BELDING, Mich. — It's a combination of closures due to COVID and the office's new appointment-based approach.
More and more people are reaching out to FOX 17 about how to navigate the backlogged Secretary of State (SOS) system, especially ahead of Memorial Day, and the late fees associated with those whose registrations have expired.
"Just about a week or so ago, I saw two cars in the same day without license plate and no registration paper at all in the back window," said Bob McNally, who reached out to FOX 17 last week about the number of people driving around West Michigan without license plates.
He drives about 500 miles a week for work; he said lately it's become a problem.
"I was in Benton Harbor the other day, two days ago, car went by, no license plate at all," McNally said.
Our story had many viewers reaching out to FOX 17, including one man in Sparta who is trying to transfer titles and obtain new plates for his newly purchased boat so he can put it in the water on Memorial Day.
He says the first appointment won't be until August.
"Well, I haven't heard anything positive about it, sounds like it's kind of a complete disaster," said Rep. Patrick Outman (R–70th District) when asked by FOX 17 about viewers experiencing these issues. "Just the amount of wait times it takes to get into an appointment is the real issue."
Representative Outman is the Vice Chairman of the House Oversight Committee, who says he's heard nothing good about the new appointment-based model.
"I have folks that are four or five months out from an appointment," Representative Outman said. "And you know, a lot of these services you can't do online; you have to go there in person.

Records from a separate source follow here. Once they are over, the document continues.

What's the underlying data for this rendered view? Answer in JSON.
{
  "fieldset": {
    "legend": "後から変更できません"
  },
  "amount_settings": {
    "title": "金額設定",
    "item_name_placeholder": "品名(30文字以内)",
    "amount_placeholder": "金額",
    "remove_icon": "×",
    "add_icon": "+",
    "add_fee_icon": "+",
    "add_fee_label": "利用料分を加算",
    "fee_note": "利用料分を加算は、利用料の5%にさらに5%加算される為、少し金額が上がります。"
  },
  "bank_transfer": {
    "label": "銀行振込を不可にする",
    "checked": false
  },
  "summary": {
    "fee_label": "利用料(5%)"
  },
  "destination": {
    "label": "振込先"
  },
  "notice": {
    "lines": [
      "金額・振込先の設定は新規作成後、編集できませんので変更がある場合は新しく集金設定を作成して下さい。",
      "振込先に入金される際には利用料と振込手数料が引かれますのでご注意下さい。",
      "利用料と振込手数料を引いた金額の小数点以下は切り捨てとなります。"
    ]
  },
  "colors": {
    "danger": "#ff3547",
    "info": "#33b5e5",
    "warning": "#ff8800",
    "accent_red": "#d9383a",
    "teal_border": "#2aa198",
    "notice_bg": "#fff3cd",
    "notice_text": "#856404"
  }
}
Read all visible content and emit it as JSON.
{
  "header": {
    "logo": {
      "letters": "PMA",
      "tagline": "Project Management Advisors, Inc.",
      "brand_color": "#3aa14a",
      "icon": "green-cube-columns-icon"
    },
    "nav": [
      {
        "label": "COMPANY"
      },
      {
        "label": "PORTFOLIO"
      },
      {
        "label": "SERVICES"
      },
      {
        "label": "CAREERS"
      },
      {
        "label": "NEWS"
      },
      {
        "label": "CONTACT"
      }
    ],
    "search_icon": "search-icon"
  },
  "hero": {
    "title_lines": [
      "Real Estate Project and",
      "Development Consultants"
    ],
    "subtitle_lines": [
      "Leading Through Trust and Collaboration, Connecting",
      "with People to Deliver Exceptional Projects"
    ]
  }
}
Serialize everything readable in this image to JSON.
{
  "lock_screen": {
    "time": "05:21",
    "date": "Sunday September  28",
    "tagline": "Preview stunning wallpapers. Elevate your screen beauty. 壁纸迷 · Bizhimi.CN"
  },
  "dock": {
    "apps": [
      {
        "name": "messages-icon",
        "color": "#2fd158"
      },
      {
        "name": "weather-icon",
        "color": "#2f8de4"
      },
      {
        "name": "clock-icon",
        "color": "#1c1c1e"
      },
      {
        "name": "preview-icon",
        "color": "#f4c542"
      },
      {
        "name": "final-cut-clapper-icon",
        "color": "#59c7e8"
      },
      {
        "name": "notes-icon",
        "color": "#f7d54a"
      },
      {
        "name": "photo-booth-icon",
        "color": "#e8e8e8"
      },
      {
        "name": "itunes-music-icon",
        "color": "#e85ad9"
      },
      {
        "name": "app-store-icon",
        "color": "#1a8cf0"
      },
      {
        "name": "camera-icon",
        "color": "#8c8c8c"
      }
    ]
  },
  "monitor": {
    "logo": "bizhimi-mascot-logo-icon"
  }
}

So it's...it's been a real challenge."
FOX 17 reached out to the Secretary of State's office for answers on how to best navigate the backlogged system.
Boat license renewals can actually be done online, or at the hundreds of self-service stations across the state.
SOS says it releases 15,000 appointments online every day at 8 a.m. and 12 p.m., about half of which are next-day appointments. That means every branch office in the state has next-day appointments available.
For those without internet, you can call 888-SOS-MICH and press 2 to speak with someone who can get you an appointment.
Another concern from our viewers is the late fees people are being charged due to late appointments.
"Everybody that's going to the Secretary of State's right now to get their plates and everything because they've been delayed and they had to wait two months to get them is getting charged a $15 late fee. If that's gone across the board statewide, you realize how many millions of dollars that is that people are being charged on a fee, because the Secretary of State's was closed," said Forrest Hulliberger, a viewer who voicemailed FOX 17 and gave us permission to use his voicemail on air.
The SOS says the late fees are mandated by law, so unless the legislature acts to change them, they are obligated to charge them.
"I find that very disturbing that people are being punished at no fault of their own," Representative Outman said. "I think they need to do a couple of things. One, they need to waive the fines and the late fees, but also they need to expand their their in-person services."
We're told on average, it can take a couple of tries to get a next-day appointment.
Secretary of State Jocelyn Benson is expected to testify on this appointment-based model this Thursday in front of the house oversight committee.
We'll provide updates on that meeting as we get them.